(Component data from apps and pages)
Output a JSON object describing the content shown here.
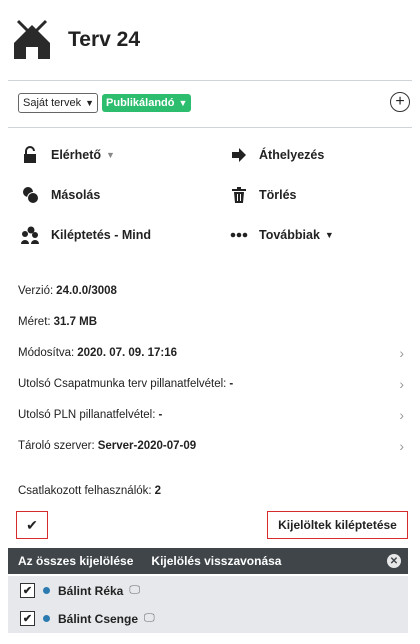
{
  "header": {
    "title": "Terv 24",
    "logo_icon": "house-icon"
  },
  "filters": {
    "project_select": "Saját tervek",
    "status_select": "Publikálandó",
    "status_color": "#2dbd6e"
  },
  "actions": {
    "available": "Elérhető",
    "move": "Áthelyezés",
    "copy": "Másolás",
    "delete": "Törlés",
    "kickout_all": "Kiléptetés - Mind",
    "more": "Továbbiak"
  },
  "info": {
    "version": {
      "label": "Verzió:",
      "value": "24.0.0/3008"
    },
    "size": {
      "label": "Méret:",
      "value": "31.7 MB"
    },
    "modified": {
      "label": "Módosítva:",
      "value": "2020. 07. 09. 17:16"
    },
    "last_teamwork_snapshot": {
      "label": "Utolsó Csapatmunka terv pillanatfelvétel:",
      "value": "-"
    },
    "last_pln_snapshot": {
      "label": "Utolsó PLN pillanatfelvétel:",
      "value": "-"
    },
    "storage_server": {
      "label": "Tároló szerver:",
      "value": "Server-2020-07-09"
    },
    "connected_users": {
      "label": "Csatlakozott felhasználók:",
      "value": "2"
    }
  },
  "selection": {
    "select_all": "Az összes kijelölése",
    "deselect": "Kijelölés visszavonása",
    "kickout_selected": "Kijelöltek kiléptetése",
    "highlight_color": "#d92b2b"
  },
  "users": [
    {
      "name": "Bálint Réka",
      "checked": true
    },
    {
      "name": "Bálint Csenge",
      "checked": true
    }
  ]
}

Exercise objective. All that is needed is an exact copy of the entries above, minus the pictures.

Exercise answer.
Output a JSON object describing the content shown here.
{
  "header": {
    "title": "Terv 24",
    "logo_icon": "house-icon"
  },
  "filters": {
    "project_select": "Saját tervek",
    "status_select": "Publikálandó",
    "status_color": "#2dbd6e"
  },
  "actions": {
    "available": "Elérhető",
    "move": "Áthelyezés",
    "copy": "Másolás",
    "delete": "Törlés",
    "kickout_all": "Kiléptetés - Mind",
    "more": "Továbbiak"
  },
  "info": {
    "version": {
      "label": "Verzió:",
      "value": "24.0.0/3008"
    },
    "size": {
      "label": "Méret:",
      "value": "31.7 MB"
    },
    "modified": {
      "label": "Módosítva:",
      "value": "2020. 07. 09. 17:16"
    },
    "last_teamwork_snapshot": {
      "label": "Utolsó Csapatmunka terv pillanatfelvétel:",
      "value": "-"
    },
    "last_pln_snapshot": {
      "label": "Utolsó PLN pillanatfelvétel:",
      "value": "-"
    },
    "storage_server": {
      "label": "Tároló szerver:",
      "value": "Server-2020-07-09"
    },
    "connected_users": {
      "label": "Csatlakozott felhasználók:",
      "value": "2"
    }
  },
  "selection": {
    "select_all": "Az összes kijelölése",
    "deselect": "Kijelölés visszavonása",
    "kickout_selected": "Kijelöltek kiléptetése",
    "highlight_color": "#d92b2b"
  },
  "users": [
    {
      "name": "Bálint Réka",
      "checked": true
    },
    {
      "name": "Bálint Csenge",
      "checked": true
    }
  ]
}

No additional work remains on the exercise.